“Find my hero. “This is the name of the campaign that South Korea has launched to encourage descendants’ families to share their DNA to identify the remains of Korean War veterans (1950-1953).
This conflict, one of the last remnants of the Cold War, may seem remote. But for millions of Koreans, in the north as well as in the south, it is still alive. Because the two Koreans are still technically at war – only one arms deal was signed in 1953 – but also because the remnants of 130,000 soldiers, Koreans and foreigners, were abandoned at the end of the conflict. The families had no news.
Today, things are about to change. Thanks to advances in DNA research and then to an agreement between the two Koreas entered into in 2018, excavations in the border area, DMZ, could begin. Seoul has decided to invest a lot of money and time in identifying these “ghosts of war”. Every year, 100,000 South Korean soldiers are mobilized for the excavations.
>> To see: “DMZ, Korean error line”
An almost impossible bog: you have to move, dig the soil in huge forests to hope to find the remains of soldiers who disappeared seven decades ago … In laboratories, researchers are trying to cross-reference these remains with DNA from descendants.
A titanium project that is of utmost importance to many South Korean families. When they can finally bury their dead, the feeling is palpable. In South Korea, 40,000 people have already participated in this campaign and conducted genetic research. Hope is good, but the lucky ones are rare. Our reporters have met them.

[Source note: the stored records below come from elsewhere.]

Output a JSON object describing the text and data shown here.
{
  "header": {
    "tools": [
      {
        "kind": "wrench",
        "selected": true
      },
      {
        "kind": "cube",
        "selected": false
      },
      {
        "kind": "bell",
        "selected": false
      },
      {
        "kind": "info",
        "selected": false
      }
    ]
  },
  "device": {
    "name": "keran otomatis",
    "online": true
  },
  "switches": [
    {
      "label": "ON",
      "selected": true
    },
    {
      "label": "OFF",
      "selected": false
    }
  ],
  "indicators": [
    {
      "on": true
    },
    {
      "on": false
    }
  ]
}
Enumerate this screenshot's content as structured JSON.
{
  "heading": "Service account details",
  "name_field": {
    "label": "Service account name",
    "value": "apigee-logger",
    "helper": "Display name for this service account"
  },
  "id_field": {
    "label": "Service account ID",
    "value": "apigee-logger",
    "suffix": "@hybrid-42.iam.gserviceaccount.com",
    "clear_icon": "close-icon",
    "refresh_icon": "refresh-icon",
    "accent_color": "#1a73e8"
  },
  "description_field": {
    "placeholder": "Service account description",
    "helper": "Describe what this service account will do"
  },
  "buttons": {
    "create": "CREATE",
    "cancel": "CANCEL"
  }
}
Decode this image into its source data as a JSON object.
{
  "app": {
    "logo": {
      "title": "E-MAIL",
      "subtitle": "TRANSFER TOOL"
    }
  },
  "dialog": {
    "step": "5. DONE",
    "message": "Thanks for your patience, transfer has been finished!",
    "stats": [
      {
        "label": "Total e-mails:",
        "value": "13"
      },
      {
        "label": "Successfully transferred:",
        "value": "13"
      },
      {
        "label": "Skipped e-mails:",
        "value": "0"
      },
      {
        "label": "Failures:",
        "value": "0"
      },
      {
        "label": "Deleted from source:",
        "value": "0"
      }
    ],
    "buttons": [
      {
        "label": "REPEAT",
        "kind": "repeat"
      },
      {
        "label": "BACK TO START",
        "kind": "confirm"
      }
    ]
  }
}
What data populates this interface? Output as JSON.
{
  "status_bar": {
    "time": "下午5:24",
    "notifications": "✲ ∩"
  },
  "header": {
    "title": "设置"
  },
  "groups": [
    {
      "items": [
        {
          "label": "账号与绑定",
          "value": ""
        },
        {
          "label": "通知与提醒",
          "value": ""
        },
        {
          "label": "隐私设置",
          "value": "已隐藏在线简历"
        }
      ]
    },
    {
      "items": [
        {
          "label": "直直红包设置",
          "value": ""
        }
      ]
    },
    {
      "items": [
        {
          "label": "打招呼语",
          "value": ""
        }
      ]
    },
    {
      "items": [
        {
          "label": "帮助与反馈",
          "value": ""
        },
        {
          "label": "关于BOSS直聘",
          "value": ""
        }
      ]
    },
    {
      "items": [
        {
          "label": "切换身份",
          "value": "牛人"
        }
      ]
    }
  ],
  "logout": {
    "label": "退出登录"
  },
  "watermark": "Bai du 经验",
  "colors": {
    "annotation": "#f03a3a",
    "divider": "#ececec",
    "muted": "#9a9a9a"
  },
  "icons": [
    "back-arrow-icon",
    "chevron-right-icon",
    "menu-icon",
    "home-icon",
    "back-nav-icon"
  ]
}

The international nature of this conflict is not recognized. South Koreans, North Koreans, but also Chinese, Americans and French … in total, about twenty countries participated in the Korean War. Few people know that seven French soldiers are still missing. This devastating conflict caused nearly 3 million deaths and in 1953 resulted in the division of the peninsula into two states. A division that is more relevant than ever.
>> To read: “North Korea returns the remains of American soldiers who died during the Korean War”